Samsung wireless TV

Wireless is taking over the world and now Samsung is setting its sights on delivering the first truly wireless TV, eliminating the need for that pesky power cable. 

Samsung has already got pretty close. The company's latest TVs, such as the new flagship Q90R QLED, uses the One Connect box for all your cable connections, with only one wire needed from the box to your screen. But why have one wire when you could have none at all? 

With more and more people wall-mounting their TVs, Samsung wants to do away with that cumbersome cable altogether and a recently released patent filing, spotted by Let's Go Digital, shows the company's plans. 

The wire-free TV would use wireless power transmission, shown here in the form of a slimline transceiver that connects magnetically to the back of the display. This would then talk to a wireless transmitter box, presumably a little like a One Connect box, which would be connected to mains power.

While wireless power isn't new, it has so far been limited when it comes to operating distance and the amount of transferable power. Similarly, while it is possible to get a battery-powered, portable TV, Samsung is clearly planning something which can power a big-screen TV straight from mains power, without the need for any cables from the display.

As with all patents, a pinch of salt is required, but following transparent and rollable TVs, it will be interesting to see if wireless TVs become the next big thing when it comes to trade show TV prototypes...

Joe Cox
Joe Cox

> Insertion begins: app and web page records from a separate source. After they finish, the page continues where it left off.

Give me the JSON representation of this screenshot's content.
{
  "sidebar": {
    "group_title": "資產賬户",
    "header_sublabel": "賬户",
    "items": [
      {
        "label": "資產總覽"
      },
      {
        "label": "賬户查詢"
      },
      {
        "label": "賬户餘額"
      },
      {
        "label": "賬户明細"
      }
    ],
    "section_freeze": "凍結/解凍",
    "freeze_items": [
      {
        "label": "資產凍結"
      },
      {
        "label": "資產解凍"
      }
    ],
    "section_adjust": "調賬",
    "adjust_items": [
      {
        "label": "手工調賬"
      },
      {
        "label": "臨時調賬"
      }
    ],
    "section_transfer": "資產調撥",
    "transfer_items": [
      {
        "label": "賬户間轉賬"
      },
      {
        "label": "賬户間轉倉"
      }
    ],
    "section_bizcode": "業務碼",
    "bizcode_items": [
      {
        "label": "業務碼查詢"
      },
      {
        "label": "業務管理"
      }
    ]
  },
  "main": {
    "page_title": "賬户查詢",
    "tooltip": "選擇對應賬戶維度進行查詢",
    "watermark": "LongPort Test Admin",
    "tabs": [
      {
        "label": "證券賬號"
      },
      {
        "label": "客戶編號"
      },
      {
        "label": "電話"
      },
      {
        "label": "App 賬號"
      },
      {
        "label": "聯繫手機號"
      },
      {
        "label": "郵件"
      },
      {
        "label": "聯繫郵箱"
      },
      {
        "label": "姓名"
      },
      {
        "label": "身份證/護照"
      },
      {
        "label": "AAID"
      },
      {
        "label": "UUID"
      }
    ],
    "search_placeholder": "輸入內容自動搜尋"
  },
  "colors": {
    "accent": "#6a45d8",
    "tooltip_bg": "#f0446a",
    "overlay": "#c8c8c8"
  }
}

Joe is Content Director for Specialist Tech at Future and was previously the Global Editor-in-Chief of What Hi-Fi?. He has worked on What Hi-Fi? across print and online for more than 15 years, writing news, reviews and features. He has covered product launch events across the world, from Apple to Technics, Sony and Samsung, reported from CES, the Bristol Show and Munich High End for many years, and provided comment for sites such as the BBC and the Guardian. In his spare time he enjoys playing records and cycling (not at the same time).